CHEST: Statins May Retard Lung Deterioration in Smokers

October 25, 2006

SALT LAKE CITY -- Smokers and ex-smokers treated with statins for cardiovascular disease had less of a decline in lung function than comparable patients not taking statin, researchers reported here.

SALT LAKE CITY, Oct. 25 -- Smokers and ex-smokers treated with statins for cardiovascular disease had less of a decline in lung function than comparable non-statin patients, researchers reported here.

In a retrospective review of 303 ex-smokers and 182 current smokers, about half in each group taking statins, smokers and ex-smokers not taking statins had an average decline in forced expiratory volume in one second (FEV1) of 88 ml/year of air, found Walid G. Younis, M.D., of the University of Oklahoma in Oklahoma City.

But patients who were taking statins had an average decline of only 12 ml/year, he said at CHEST 2006, the meeting of the American College of Chest Physicians.

After age 30, lung function normally declines at the rate of 30 ml/year on the FEV1 test, he noted. The difference between 12 ml and 30 ml was not significant, whereas the difference between 12 ml and 88 ml was highly significant (P

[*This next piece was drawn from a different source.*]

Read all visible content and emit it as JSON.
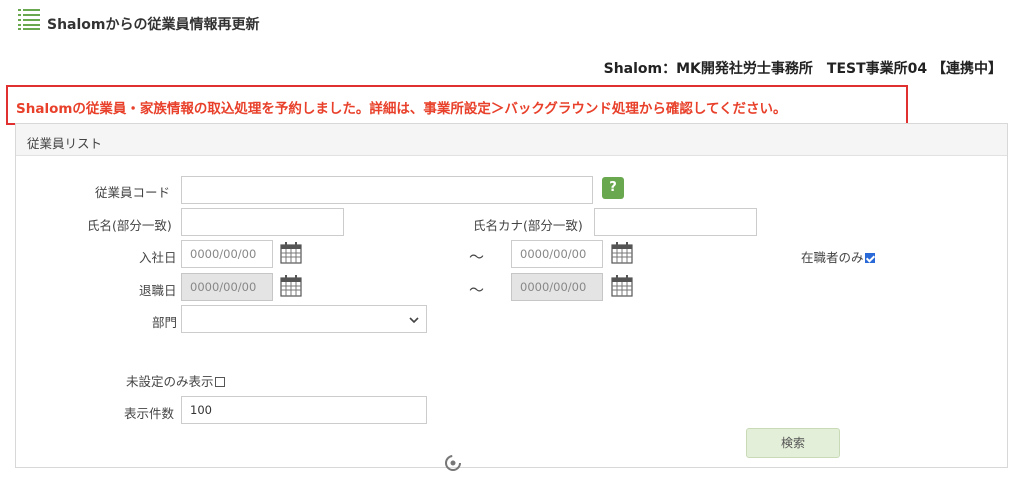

The data emerged from a review of medical records of 485 patients at the Veterans Affairs Medical Center in Oklahoma City in 2005. All patients had had at least two pulmonary function tests performed at least six months apart. Patients diagnosed with asthma as well as those who had never smoked were excluded from the study.

Dr. Younis and colleagues also compared rates of admission to the emergency department. They found that patients taking statins who had obstructive lung disease (as diagnosed through lung performance tests) had a 35% reduced risk of required emergency department visits or subsequent hospitalization (P=0.02).

The reasons why statins may reduce lung injury are not known. However, Diane Stover, M.D., of Memorial Sloan Kettering Cancer Center in New York, commented, "We have found that chronic obstructive pulmonary disease involves inflammatory processes. It is possible that statins, which have anti-inflammatory properties, have an impact on these processes in the lungs as well as elsewhere in the body."

Dr. Younis cautioned that taking statins doesn't mean that patients can continue to smoke with impunity. "We saw no difference in lung cancer or mortality between the patients who smoked and were on statins or not on statins," he said.